By Paul-Émile Cloutier

Stories of heroic and innovative efforts of healthcare workers toiling to the point of exhaustion across Canada to battle the COVID-19 pandemic may make for inspirational reading, but right now our healthcare system is teetering on the brink of a major health human resources crisis.

With wave four of COVID upon us, and threatening to get worse with winter coming, the voices from the frontlines of care are sounding more desperate than inspirational:


“No matter what brought you to our (emergency) department, we will try to help. We’ll continue to try to make things work. Because that’s what we do. But every day we work like this will cost us more skilled staff as they leave due to burnout.”
— Emergency Room physician, Saskatchewan

“It just kept getting worse and worse. I was having anxiety attacks where I would feel or be physically ill. I felt like I was going off to war or prison every day going into work.”
— Intensive care nurse, Ontario, as told to The Globe and Mail

“The current pandemic has hurled us towards a full-blown nursing crisis.”
— Linda Silas, President of the Canadian Federation of Nurses Unions

Healthcare is a people business. Having the right supply of qualified, resilient, and engaged healthcare workers is critical to ensuring high-quality care and the sustainability and continued evolution of our Canadian healthcare system. Further, with back-to-school, in-person learning upon us, a surge in demand for mental health services for children is likely to quickly overwhelm the system’s ability to respond.

The people who make healthcare work in Canada are suffering.  They themselves need care, but as for all Canadians, mental health services are in short supply with long queues. Our healthcare workers are also suffering because Canada has never had a national health strategy to ensure an adequate and sustainable workforce of physicians, nurses, other clinical professionals, administrative and support staff, volunteers, researchers, and learners. We already see the impact on access, quality, and efficiency of patient care. We also fear a corresponding impact on patient safety and health outcomes.

Working with our member leaders in healthcare and health research institutions across Canada, we have identified the top three health workforce priorities we believe the next federal government should engage in as a partner:

  • Ensure an adequate supply of health human resources with the competencies, skills, and diversity required to sustain and evolve our healthcare system and equitably serve the diverse population and needs of Canada.
  • Support the health, wellness, safety, and resilience of our workforce with a Pan-Canadian mental health strategy, tools, and resources for healthcare workers.
  • Promote equity, diversity, inclusion, and reconciliation in our health system by addressing systemic discrimination, removing barriers, and developing talent within equity-seeking and underserved communities so that we reflect and serve all communities in Canada.

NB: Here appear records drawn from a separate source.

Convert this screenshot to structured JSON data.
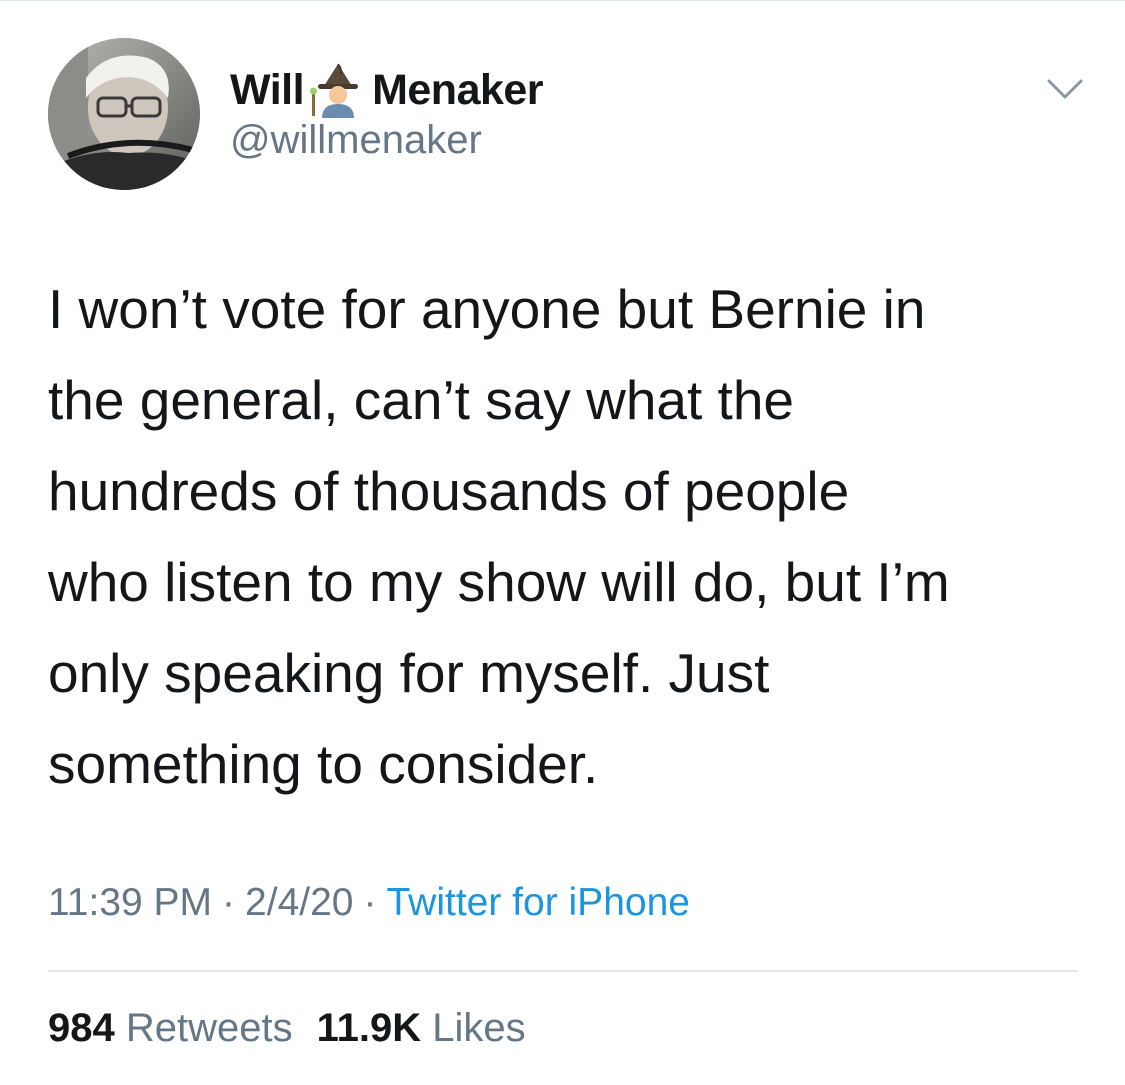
{
  "tweet": {
    "author": {
      "name_first": "Will",
      "name_emoji": "mage-emoji",
      "name_last": "Menaker",
      "handle": "@willmenaker",
      "avatar": "profile-photo"
    },
    "menu_icon": "chevron-down-icon",
    "text_lines": [
      "I won’t vote for anyone but Bernie in",
      "the general, can’t say what the",
      "hundreds of thousands of people",
      "who listen to my show will do, but I’m",
      "only speaking for myself. Just",
      "something to consider."
    ],
    "time": "11:39 PM",
    "date": "2/4/20",
    "separator": "·",
    "source": "Twitter for iPhone",
    "retweets": {
      "count": "984",
      "label": "Retweets"
    },
    "likes": {
      "count": "11.9K",
      "label": "Likes"
    }
  },
  "colors": {
    "text": "#14171a",
    "secondary": "#657786",
    "link": "#1b95e0",
    "divider": "#e1e8ed"
  }
}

Early in the pandemic, governments and industry worldwide focused resources and extensive budgets to address challenges with personal protective equipment, medical equipment, and facility challenges with unprecedented speed. Yet as the pandemic has dragged on for the past 18 months it is healthcare workers who sustained the response, day in and day out, often at a personal cost to their own health and wellness.

Many healthcare workers delayed or came out of retirement, students stepped in, and thousands of retirees returned to the workforce to support their colleagues. This has caused a temporary increase in our workforce numbers as seen in CIHI’s recent report “Health workforce in Canada: Highlights of the impact of COVID-19”. However, as workers move (or return) to retirement, and others choose to leave healthcare, we will be relying on a diminished workforce facing increased public demands, risking an exponential rise in burnout, mental illness, and even death.

Also worrisome is the fact that we do not yet know the long-term effects of COVID on our workforce. With better mental health awareness, reduction in stigma and the introduction of presumptive legislation in many provinces, we anticipate an increase in claims for healthcare workers and first responders.

While this is more than concerning, we must ensure workers are both supported to seek care and have access to appropriate care is critical to their mental health and resilience and ultimately the sustainability of our workforce. Fundamentally, if we have learned nothing from this crisis, it is that more needs to be done to ensure healthcare workers have access to these services.

Canada’s COVID experience has shown yet again that our dedicated and skilled health workforce can respond in the face of relentless adversity. However, with wave four here we must urgently implement the lessons learned from the pandemic to support that workforce. We need ramp up the care we provide to our caregivers.

Paul-Émile Cloutier, President & CEO, HealthCareCAN